Özlem Yasar was born in 1977 in Iskenderun (Turkish-Syrian border) and is the founder of Mesela, an association dedicated to artistic-cultural exchange and networking between Switzerland and the Middle East. She lives in Langenthal. Özlem has many years of experience in the fields of migration, integration and refugee care. She knows the Kurdish region from several stays and is committed to its reconstruction in material and social matters. In her socio-cultural work, Özlem deals with the issues of social reconstruction in war zones, the ideals and utopias of collective memory, and memorials. As part of the project “we are visible”, she is working intensively with Werner Neuhaus in Sulaymaniyah on the subject of symbolism and artistic expression as a political protest using wooden sculptures and mud bricks.

Sultan Çoban is a visual artist and performer. She studied at the Zurich University of the Arts, Fine Arts and Theatre at Kadir Has University in Istanbul. She is of Kurdish descent and currently lives and works in Zurich, Switzerland. In her artistic work, she deals with questions of language, the complexity of its relationship to the body and being in-between Eastern and Western cultures. She asks questions about the space of the past in the present moment and blurs the lines between absence and presence. Her work is characterised by a form-conscious exploration of language and the ways in which cultural identity is enacted and performed. In some of her works, she uses arabesque music to re-imagine a particular time and to question the translation and transferability of staged emotions between different linguistic and cultural contexts and performed identity. Her works are about freedom, intimacy and vulnerability. Sultan’s works and collaborations have been shown at Schauspielhaus Zurich, Theater Neumarkt, galleries, offspaces, performance and film festivals.

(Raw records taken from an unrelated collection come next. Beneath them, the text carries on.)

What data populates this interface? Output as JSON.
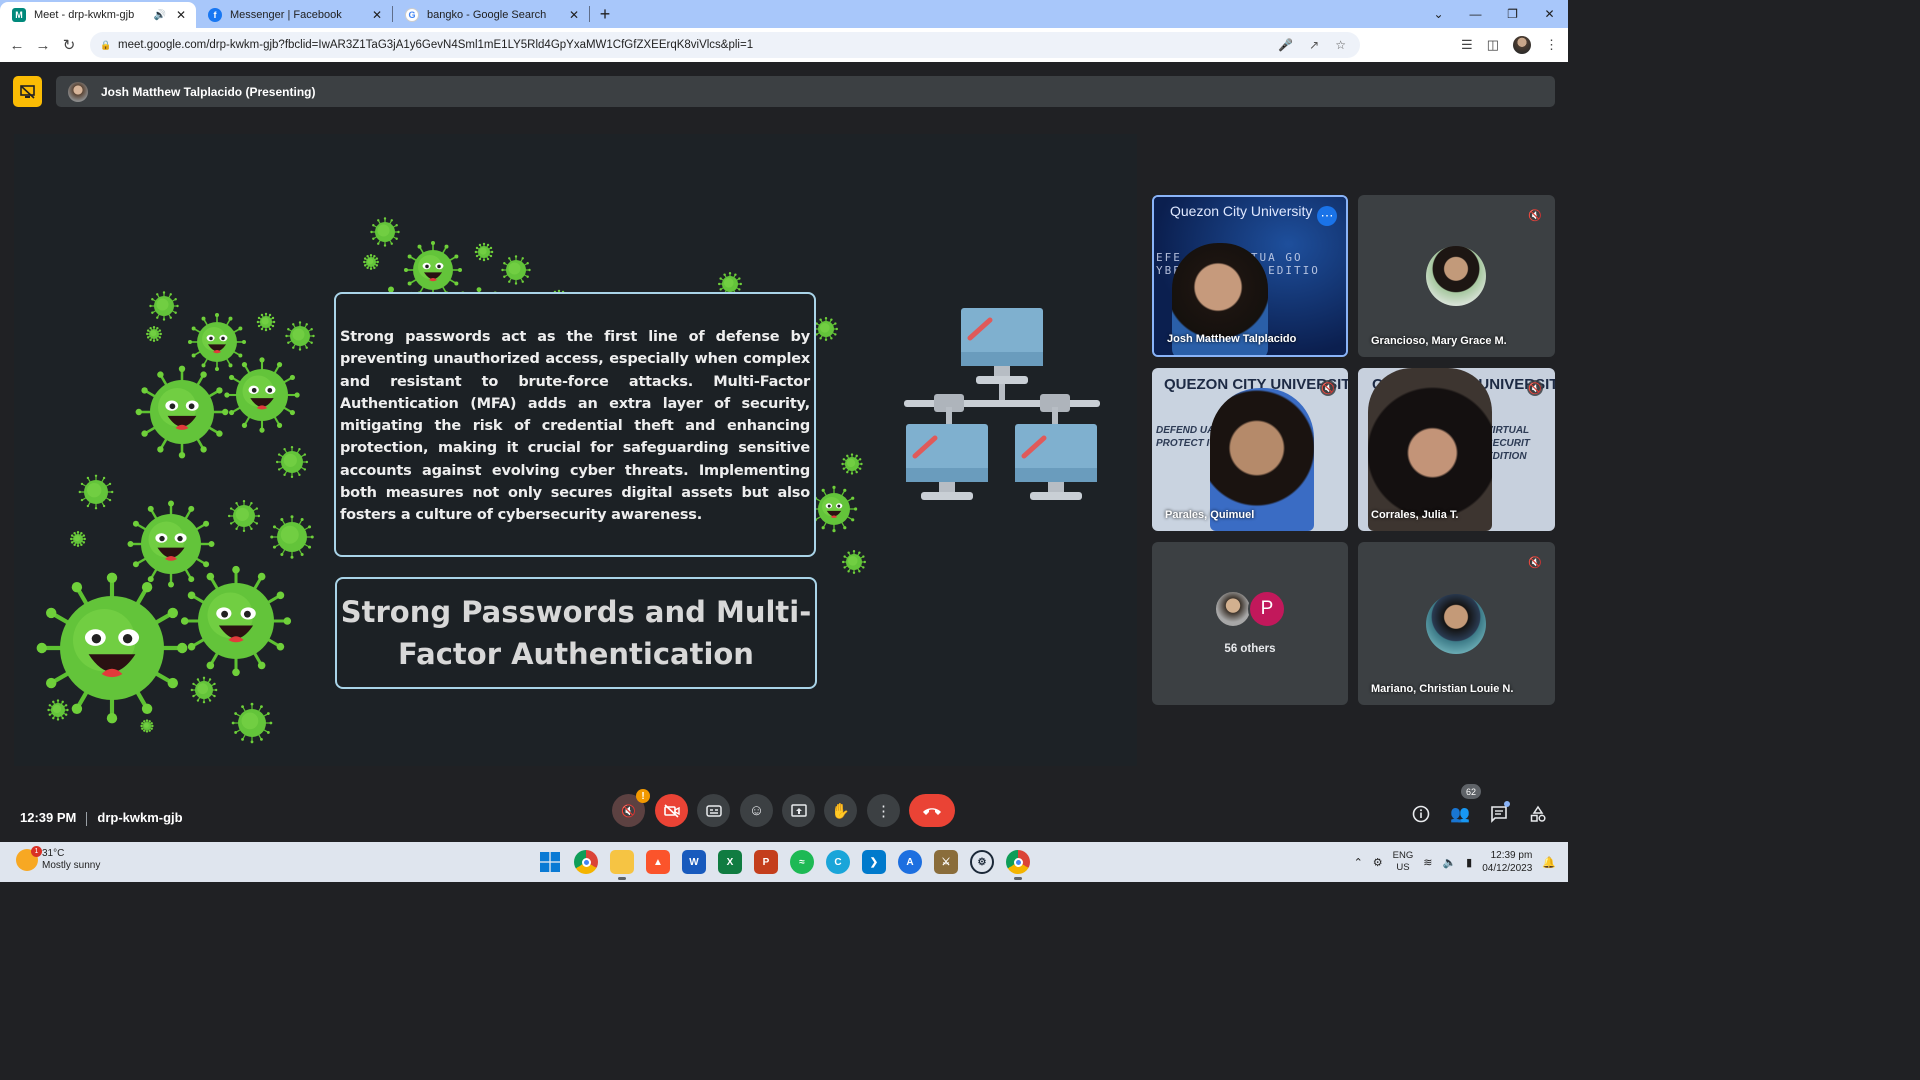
{
  "browser": {
    "tabs": [
      {
        "title": "Meet - drp-kwkm-gjb",
        "active": true,
        "audio": true
      },
      {
        "title": "Messenger | Facebook",
        "active": false
      },
      {
        "title": "bangko - Google Search",
        "active": false
      }
    ],
    "url": "meet.google.com/drp-kwkm-gjb?fbclid=IwAR3Z1TaG3jA1y6GevN4Sml1mE1LY5Rld4GpYxaMW1CfGfZXEErqK8viVlcs&pli=1"
  },
  "meet": {
    "presenter": "Josh Matthew Talplacido (Presenting)",
    "slide": {
      "body": "Strong passwords act as the first line of defense by preventing unauthorized access, especially when complex and resistant to brute-force attacks. Multi-Factor Authentication (MFA) adds an extra layer of security, mitigating the risk of credential theft and enhancing protection, making it crucial for safeguarding sensitive accounts against evolving cyber threats. Implementing both measures not only secures digital assets but also fosters a culture of cybersecurity awareness.",
      "title": "Strong Passwords and Multi-Factor Authentication"
    },
    "participants": [
      {
        "name": "Josh Matthew Talplacido",
        "banner": "Quezon City University",
        "overlay": "EFE  THE VIRTUA GO  YBERSECUR RO  EDITIO"
      },
      {
        "name": "Grancioso, Mary Grace M."
      },
      {
        "name": "Parales, Quimuel",
        "banner": "QUEZON CITY UNIVERSITY",
        "overlay": "DEFEND  UAL INGDOM: URIT PROTECT  ION"
      },
      {
        "name": "Corrales, Julia T.",
        "banner": "QUEZON CITY UNIVERSITY",
        "overlay": "VIRTUAL SECURIT EDITION"
      },
      {
        "name": "56 others",
        "initial": "P"
      },
      {
        "name": "Mariano, Christian Louie N."
      }
    ],
    "time": "12:39 PM",
    "meeting_code": "drp-kwkm-gjb",
    "people_count": "62",
    "colors": {
      "accent": "#1a73e8",
      "danger": "#ea4335",
      "present": "#fbbc04"
    }
  },
  "taskbar": {
    "weather_temp": "31°C",
    "weather_desc": "Mostly sunny",
    "weather_badge": "1",
    "lang_top": "ENG",
    "lang_bottom": "US",
    "time": "12:39 pm",
    "date": "04/12/2023"
  }
}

The Klein Karoo Nasionale Kunstefees [KKNK] is an Afrikaans language arts and culture festival that takes place yearly in the South African town of Oudtshoorn. The multidisciplinary festival has come to play a central role in Afrikaans stage productions, providing a platform for the premiere of new productions ahead national tours.

Maison du Futur is an initiative launched in 2020 in response to the pandemic that employed new formats to preserve cultural production and participation. Anchored around the Swiss Federal Council’s Cultural Message, the initiative focuses on combining cultural participation, storytelling and innovation, as well as strengthening the bridge between technology and the arts.